At long last, there is proof-positive that this blogger is psycho-physio-ethically damaged, according to a report in the journal Nature as cited in Thursday’s New York Times:
“Damage to an area of the brain behind the forehead, inches behind the eyes, transforms the way people make moral judgments in life-or-death situations…” Okay, look, there’s no brain damage up here; maybe a serotonin imbalance, but that’s about it. But take a gander at the question that’s quoted.

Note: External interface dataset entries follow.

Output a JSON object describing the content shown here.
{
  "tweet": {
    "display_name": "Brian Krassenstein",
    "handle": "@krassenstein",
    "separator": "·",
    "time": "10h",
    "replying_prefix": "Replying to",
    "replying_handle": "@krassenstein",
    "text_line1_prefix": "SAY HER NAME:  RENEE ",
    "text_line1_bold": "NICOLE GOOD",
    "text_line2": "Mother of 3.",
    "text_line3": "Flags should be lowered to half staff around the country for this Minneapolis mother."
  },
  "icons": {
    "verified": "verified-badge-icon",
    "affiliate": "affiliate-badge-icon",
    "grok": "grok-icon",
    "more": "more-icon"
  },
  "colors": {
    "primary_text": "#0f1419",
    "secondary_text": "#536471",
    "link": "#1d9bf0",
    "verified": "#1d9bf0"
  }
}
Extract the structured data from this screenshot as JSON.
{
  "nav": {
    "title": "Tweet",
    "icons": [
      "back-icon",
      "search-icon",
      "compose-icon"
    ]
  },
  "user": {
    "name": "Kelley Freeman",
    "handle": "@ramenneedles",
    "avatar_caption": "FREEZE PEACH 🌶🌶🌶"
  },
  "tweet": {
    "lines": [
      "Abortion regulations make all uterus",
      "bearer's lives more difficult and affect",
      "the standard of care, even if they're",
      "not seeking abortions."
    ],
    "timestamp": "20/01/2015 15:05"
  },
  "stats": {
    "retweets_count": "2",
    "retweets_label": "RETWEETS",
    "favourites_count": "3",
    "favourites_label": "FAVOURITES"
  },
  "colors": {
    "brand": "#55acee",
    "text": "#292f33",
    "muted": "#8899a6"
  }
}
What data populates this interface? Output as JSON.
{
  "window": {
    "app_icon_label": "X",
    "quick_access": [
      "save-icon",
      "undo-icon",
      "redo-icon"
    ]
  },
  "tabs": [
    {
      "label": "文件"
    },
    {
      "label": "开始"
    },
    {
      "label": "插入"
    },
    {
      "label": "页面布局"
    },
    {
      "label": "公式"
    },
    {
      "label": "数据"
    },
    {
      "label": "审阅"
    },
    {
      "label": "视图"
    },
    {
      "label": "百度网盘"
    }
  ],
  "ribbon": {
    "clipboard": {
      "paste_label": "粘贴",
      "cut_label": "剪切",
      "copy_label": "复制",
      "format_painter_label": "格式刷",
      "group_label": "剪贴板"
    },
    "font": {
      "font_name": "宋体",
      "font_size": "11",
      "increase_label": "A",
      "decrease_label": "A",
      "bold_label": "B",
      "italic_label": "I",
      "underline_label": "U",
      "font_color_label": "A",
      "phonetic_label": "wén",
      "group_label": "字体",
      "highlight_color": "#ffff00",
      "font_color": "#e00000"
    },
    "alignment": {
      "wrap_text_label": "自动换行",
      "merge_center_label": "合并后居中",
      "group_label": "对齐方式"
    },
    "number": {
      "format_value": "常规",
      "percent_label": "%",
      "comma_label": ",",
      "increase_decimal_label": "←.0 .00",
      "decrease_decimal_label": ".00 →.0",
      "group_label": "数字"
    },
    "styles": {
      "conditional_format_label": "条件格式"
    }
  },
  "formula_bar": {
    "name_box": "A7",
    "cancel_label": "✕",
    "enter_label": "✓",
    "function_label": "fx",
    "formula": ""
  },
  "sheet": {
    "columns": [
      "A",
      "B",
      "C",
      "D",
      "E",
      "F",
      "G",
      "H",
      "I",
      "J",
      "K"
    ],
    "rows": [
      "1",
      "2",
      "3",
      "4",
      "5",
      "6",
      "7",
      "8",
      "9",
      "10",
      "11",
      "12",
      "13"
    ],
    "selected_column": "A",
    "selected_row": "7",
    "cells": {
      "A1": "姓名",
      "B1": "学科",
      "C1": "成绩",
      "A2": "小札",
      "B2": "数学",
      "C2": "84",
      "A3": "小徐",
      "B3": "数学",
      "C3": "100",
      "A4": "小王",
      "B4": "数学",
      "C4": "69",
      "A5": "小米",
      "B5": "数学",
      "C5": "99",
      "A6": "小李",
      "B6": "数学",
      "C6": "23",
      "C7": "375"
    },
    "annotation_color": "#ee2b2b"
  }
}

It’s a hypothetical that leaves no room for uncertainty. Here it is, in the original italics with some useful comments in brackets: You have abandoned a sinking cruise ship and are in a crowded lifeboat that is dangerously low in water. [Okay, very frantic circumstances where people ain’t gonna think normally anyway, right?] If nothing is done — assuming quite a bit — it will sink before the rescue boats arrive and everyone will die.
However, there is an injured person who will not survive in any case [my emphasis]. If you throw that person overboard, the boat will stay afloat and the remaining passengers will be saved. So it becomes do or die. And according to the Nature article slightly over 20 percent of “normal” patients say yes, they would throw the poor guy over; and just over 80 percent of “brain injured” folks say yes.
Um, according to the very hypothetical presented, isn’t this a no-brainer (no pun intended)? Now, certainly you wouldn’t ask me to be the man to do it. Maybe that’s what a fair amount of the 80 percent of normal people who said no might have thought: Well, yeah, in principle, but not me. So either there’s some brain damage that’s gone under the radar on my behalf, or this was a totally loaded situation. Forget it.